Required action: Give every line from the entries that contains "ratio".

Dataset:
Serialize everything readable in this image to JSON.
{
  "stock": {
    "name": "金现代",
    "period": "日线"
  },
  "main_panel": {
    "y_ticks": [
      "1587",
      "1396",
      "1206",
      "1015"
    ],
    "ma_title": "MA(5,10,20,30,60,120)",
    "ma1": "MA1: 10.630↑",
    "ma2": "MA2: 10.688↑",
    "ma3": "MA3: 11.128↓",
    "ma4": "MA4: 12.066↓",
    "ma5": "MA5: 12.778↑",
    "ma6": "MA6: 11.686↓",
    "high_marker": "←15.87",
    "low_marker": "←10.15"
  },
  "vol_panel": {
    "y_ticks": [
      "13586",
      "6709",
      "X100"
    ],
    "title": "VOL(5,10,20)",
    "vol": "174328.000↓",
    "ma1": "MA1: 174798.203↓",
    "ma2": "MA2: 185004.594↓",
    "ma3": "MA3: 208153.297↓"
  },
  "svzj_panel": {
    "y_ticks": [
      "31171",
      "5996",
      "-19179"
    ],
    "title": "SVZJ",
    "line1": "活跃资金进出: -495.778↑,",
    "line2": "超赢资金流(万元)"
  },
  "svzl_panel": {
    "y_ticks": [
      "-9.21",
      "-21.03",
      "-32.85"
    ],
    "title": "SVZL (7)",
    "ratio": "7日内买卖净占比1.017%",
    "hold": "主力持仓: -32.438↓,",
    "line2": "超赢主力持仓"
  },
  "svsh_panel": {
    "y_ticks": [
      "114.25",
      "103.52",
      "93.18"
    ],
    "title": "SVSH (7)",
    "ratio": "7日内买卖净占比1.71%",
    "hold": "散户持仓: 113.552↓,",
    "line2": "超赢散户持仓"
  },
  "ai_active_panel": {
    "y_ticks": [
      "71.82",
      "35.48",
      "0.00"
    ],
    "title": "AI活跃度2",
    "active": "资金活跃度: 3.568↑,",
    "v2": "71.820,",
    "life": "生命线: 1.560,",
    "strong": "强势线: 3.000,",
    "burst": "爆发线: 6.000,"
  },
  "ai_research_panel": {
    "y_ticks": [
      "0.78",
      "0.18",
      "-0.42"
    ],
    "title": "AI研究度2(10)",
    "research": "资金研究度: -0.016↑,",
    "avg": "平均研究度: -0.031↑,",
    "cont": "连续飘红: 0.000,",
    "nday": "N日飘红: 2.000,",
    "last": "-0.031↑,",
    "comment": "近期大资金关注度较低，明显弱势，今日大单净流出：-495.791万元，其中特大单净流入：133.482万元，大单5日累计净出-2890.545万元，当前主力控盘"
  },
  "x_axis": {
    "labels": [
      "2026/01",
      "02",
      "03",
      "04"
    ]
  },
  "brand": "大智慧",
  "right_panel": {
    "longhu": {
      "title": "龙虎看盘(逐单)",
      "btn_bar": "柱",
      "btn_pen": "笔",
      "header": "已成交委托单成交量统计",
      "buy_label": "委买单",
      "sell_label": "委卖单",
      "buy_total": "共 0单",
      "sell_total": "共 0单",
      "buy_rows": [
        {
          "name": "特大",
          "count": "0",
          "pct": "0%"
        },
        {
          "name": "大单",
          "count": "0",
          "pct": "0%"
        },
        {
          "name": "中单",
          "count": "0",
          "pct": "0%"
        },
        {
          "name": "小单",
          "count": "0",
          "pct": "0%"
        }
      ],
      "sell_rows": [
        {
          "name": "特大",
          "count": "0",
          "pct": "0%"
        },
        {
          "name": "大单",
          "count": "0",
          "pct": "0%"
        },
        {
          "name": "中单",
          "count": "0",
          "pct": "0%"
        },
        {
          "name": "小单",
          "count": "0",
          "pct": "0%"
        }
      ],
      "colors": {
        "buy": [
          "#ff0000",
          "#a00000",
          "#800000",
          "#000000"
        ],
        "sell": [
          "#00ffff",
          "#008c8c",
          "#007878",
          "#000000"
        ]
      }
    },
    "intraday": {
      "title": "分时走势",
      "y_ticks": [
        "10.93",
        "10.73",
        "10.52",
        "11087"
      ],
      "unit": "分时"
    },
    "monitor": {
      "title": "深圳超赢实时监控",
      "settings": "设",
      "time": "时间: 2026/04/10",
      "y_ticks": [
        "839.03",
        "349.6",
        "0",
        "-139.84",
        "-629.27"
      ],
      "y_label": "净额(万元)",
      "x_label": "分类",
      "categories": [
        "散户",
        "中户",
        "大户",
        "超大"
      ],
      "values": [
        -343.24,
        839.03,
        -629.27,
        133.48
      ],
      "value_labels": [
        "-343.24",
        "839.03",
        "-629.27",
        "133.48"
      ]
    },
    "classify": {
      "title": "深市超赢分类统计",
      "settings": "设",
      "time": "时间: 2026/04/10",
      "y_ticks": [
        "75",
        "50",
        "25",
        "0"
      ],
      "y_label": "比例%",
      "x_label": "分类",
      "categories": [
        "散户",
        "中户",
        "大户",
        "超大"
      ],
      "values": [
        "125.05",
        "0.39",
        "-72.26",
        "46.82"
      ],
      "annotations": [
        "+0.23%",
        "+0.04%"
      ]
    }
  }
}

Task result:
    "ratio": "7日内买卖净占比1.017%",
    "ratio": "7日内买卖净占比1.71%",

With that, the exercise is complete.